And so when Raiders quarterback Derek Carr posted an image of himself in a camouflage vest on his Instagram story, with the tagline “It’s that time again,” it was both inevitable and understandable that some people took it the wrong way.
Given that this sort of look and this kind of post is a staple of the posting-addicted reactionaries that ransacked Congress two weeks ago, the question basically asked itself: Time to do what again, Derek? Storm the damn Capitol building? Hoist another gallows on the National Mall? Try to overturn by force the obvious will of this country’s beaten-down and wrung-dry voters, out of some raw spite or some bloodthirsty conspiracy delusion? Time to bring your stupid personal war home because you can’t think of anything else to do? That time?

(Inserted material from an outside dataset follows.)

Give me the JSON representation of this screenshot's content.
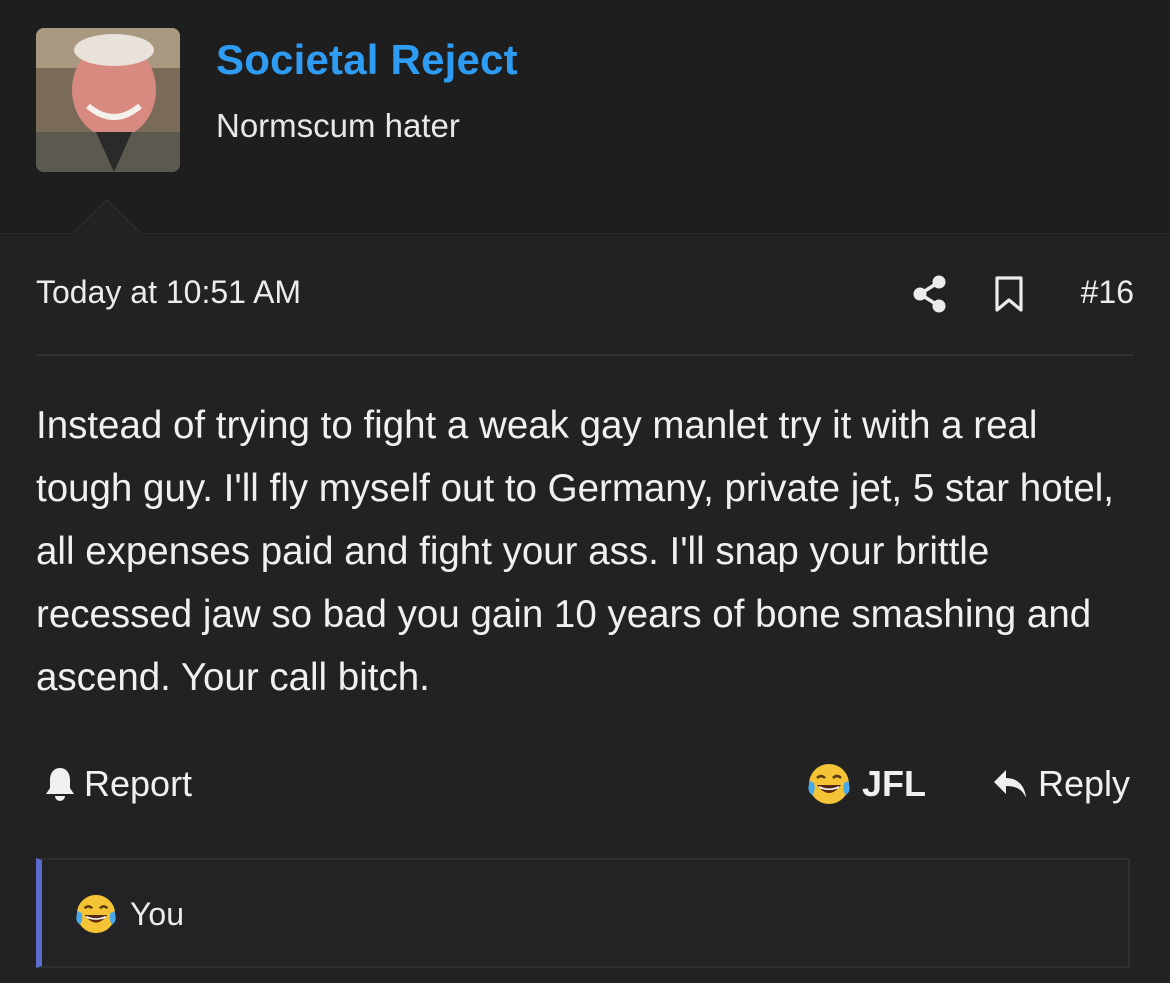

It’s time to do what, Derek Carr?
Ah. What we have here, it turns out, is a case of a Football Guy having a Football Brain. It is strange to encounter in this moment, but there are still people who wake up every morning, even now, thinking not about how much further down we all will fall that day but thinking, in full, “rise and grind.” It is no knock on Derek Carr that he is like this, both because it is very important to his job that he be like this and because it honestly seems almost blissful relative to the ways that most people are right now.
Carr, for his part, seems to come by this honestly. Here he is, for instance, after the election of Donald Trump in 2016:
Yes, these are absolutely off-the-rack sports bromides, but they’re believable all the same given the source. Did the election of Donald Trump to the presidency in 2016 also “remind [you] so much of football?” Did you think to yourself how it’s like a team, and how there’s sometimes a coach that you like, and how there’s going to be sometimes a coach you don’t like? Were you wearing one of the NFL’s Salute To Service sweatshirt as you expressed these thoughts, with a multi-scale camo pattern sewn into the hood and a faux-military nameplate over your heart but also with a dorky little NFL team logo on it? Probably not! But Derek Carr absolutely did all that, because that’s just what he wears to work, and this is how he thinks and talks at work.
Given how all-encompassing Carr’s work is, and how much he is required to give himself over to it, there’s no real reason to think that Carr was sending some kind of coded signal in that Instagram bit. The military aesthetics of that vest (and that sweatshirt) are something like the uniform for this worldview, and if the fact that so many of the culture’s masculine defaults are currently just Pretend Army has a political valence of its own, there’s also no indication that Carr himself notices it at all, or any more than fish notice that they are swimming around in water. It is just what Carr wears for his job doing football things; he is just noting the time, and then rising and grinding. Honestly it sounds nice.